● **What you will do**
Using the data below, return every line that holds the word "highlight".

● **Material provided**
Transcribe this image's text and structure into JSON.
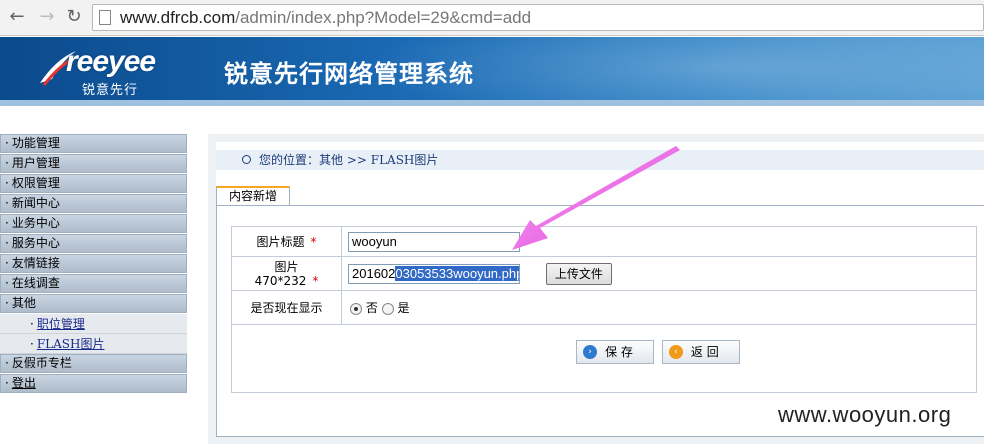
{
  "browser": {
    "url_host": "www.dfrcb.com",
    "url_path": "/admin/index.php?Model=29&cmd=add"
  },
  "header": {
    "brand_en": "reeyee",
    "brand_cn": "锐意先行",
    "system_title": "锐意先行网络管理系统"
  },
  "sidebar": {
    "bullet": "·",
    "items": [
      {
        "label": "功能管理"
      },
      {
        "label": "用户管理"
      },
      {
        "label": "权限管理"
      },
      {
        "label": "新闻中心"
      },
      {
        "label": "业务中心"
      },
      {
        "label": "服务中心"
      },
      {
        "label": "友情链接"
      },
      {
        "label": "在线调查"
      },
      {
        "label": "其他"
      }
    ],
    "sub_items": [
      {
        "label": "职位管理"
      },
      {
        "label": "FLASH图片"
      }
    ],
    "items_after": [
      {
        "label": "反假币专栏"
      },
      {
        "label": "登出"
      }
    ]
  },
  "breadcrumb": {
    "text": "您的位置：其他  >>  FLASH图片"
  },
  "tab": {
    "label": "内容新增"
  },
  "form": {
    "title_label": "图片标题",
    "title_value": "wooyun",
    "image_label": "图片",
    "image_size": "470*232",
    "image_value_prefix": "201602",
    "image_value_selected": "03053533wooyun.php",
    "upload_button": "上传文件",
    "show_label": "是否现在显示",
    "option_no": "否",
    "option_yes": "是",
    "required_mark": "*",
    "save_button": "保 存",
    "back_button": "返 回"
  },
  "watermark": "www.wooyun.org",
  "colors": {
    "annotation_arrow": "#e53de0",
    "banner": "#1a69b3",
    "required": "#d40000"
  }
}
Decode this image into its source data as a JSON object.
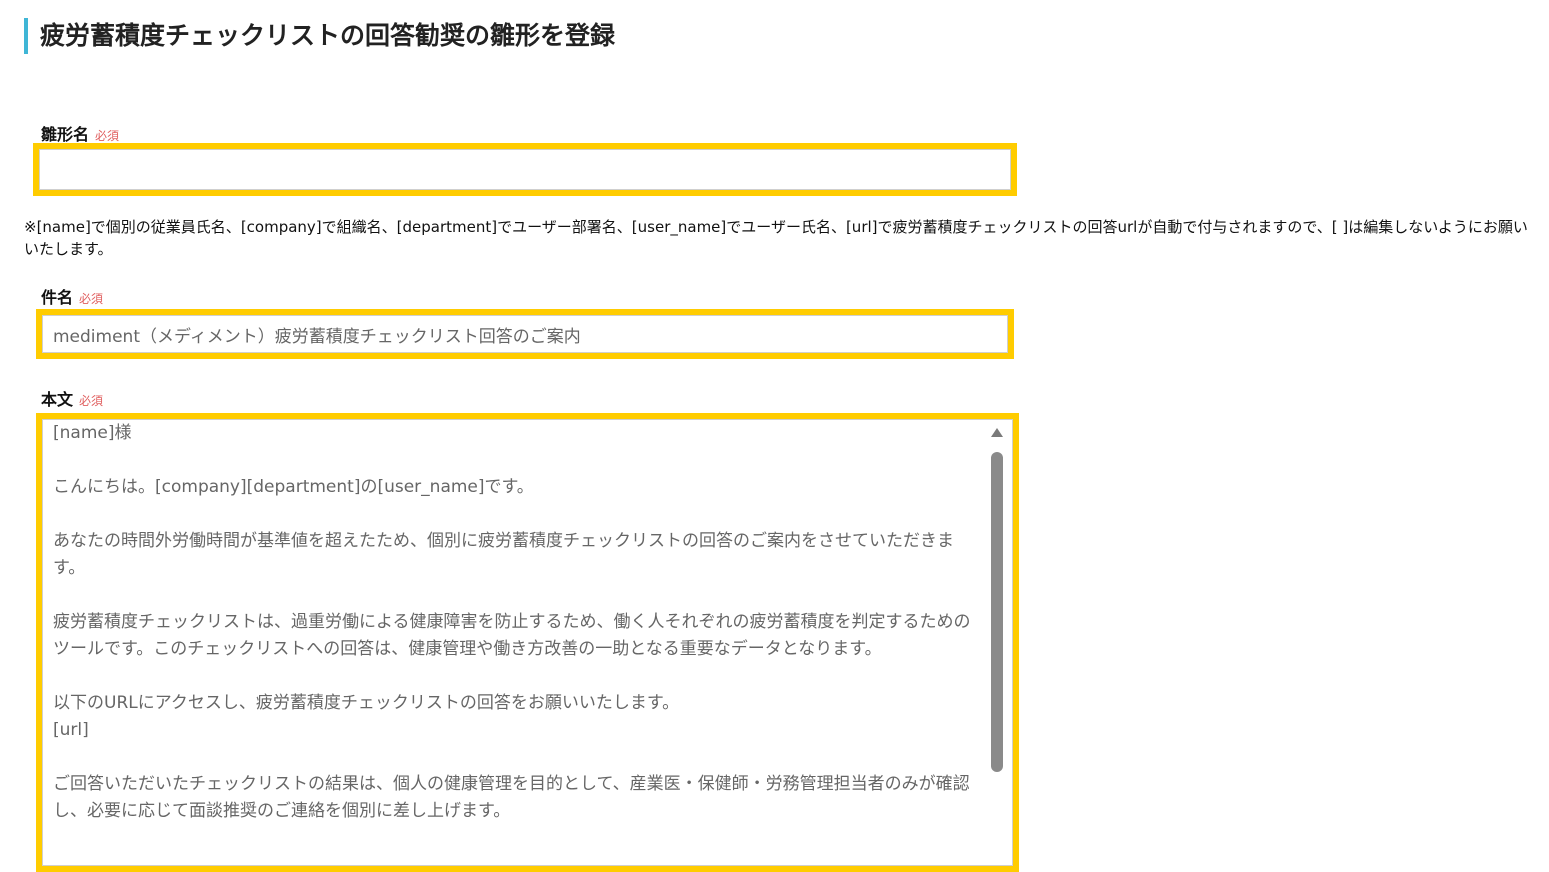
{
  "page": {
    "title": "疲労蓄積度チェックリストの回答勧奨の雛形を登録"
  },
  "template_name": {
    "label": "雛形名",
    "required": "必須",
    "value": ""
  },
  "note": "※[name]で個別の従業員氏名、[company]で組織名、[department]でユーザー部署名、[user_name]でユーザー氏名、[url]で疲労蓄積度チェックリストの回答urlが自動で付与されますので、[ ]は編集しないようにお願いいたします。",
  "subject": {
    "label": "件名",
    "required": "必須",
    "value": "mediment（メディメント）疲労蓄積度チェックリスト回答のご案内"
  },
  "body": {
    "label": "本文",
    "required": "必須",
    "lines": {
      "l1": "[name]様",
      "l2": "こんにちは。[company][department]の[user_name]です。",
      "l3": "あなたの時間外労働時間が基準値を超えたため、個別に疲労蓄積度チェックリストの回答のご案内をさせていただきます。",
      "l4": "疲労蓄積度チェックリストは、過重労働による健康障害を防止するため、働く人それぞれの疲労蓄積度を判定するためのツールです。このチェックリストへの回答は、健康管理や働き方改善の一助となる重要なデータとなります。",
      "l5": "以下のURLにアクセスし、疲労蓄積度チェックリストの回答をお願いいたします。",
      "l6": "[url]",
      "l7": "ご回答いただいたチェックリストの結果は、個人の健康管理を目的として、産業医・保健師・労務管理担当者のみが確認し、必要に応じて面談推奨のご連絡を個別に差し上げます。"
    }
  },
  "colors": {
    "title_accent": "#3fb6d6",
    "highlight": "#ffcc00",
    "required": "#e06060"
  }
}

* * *

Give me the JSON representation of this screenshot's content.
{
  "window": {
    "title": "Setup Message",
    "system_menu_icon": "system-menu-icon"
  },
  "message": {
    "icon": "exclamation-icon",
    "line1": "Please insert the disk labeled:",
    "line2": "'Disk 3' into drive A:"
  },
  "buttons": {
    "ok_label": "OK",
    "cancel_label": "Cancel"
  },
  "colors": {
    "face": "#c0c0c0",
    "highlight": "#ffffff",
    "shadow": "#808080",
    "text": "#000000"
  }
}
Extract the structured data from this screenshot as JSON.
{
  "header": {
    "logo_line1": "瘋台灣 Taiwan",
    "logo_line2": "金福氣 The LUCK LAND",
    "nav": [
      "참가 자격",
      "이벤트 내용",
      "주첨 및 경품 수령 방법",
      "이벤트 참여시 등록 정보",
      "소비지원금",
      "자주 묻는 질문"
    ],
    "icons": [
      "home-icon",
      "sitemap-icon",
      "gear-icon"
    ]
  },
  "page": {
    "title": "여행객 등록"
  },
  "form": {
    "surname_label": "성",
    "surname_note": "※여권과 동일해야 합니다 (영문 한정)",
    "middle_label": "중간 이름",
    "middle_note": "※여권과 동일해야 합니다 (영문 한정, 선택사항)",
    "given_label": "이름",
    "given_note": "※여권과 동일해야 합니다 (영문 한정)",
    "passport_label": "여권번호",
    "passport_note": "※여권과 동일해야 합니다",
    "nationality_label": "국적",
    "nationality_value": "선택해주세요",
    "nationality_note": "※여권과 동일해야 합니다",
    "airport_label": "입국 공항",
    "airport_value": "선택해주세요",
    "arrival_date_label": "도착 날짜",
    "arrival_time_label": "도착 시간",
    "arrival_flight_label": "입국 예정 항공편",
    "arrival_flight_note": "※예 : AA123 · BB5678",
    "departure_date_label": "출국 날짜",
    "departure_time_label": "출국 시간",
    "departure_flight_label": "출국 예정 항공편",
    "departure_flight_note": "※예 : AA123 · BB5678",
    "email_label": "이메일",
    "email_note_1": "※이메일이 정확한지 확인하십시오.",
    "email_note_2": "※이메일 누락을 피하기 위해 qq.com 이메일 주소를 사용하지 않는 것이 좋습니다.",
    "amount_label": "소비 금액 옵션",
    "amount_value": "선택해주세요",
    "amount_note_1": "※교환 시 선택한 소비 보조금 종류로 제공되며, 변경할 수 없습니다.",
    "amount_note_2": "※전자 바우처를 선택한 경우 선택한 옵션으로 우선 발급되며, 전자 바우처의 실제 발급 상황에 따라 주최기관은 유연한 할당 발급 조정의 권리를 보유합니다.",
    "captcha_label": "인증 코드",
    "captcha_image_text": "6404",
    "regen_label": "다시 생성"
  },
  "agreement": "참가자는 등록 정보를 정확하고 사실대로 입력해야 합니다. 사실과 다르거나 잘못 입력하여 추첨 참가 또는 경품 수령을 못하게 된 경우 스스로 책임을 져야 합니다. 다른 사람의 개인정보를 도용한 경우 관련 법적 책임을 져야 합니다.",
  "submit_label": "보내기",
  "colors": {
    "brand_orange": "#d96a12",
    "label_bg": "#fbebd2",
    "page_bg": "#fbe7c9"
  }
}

● **Output of the exercise**
    "highlight": "#ffcc00",
    "highlight": "#ffffff",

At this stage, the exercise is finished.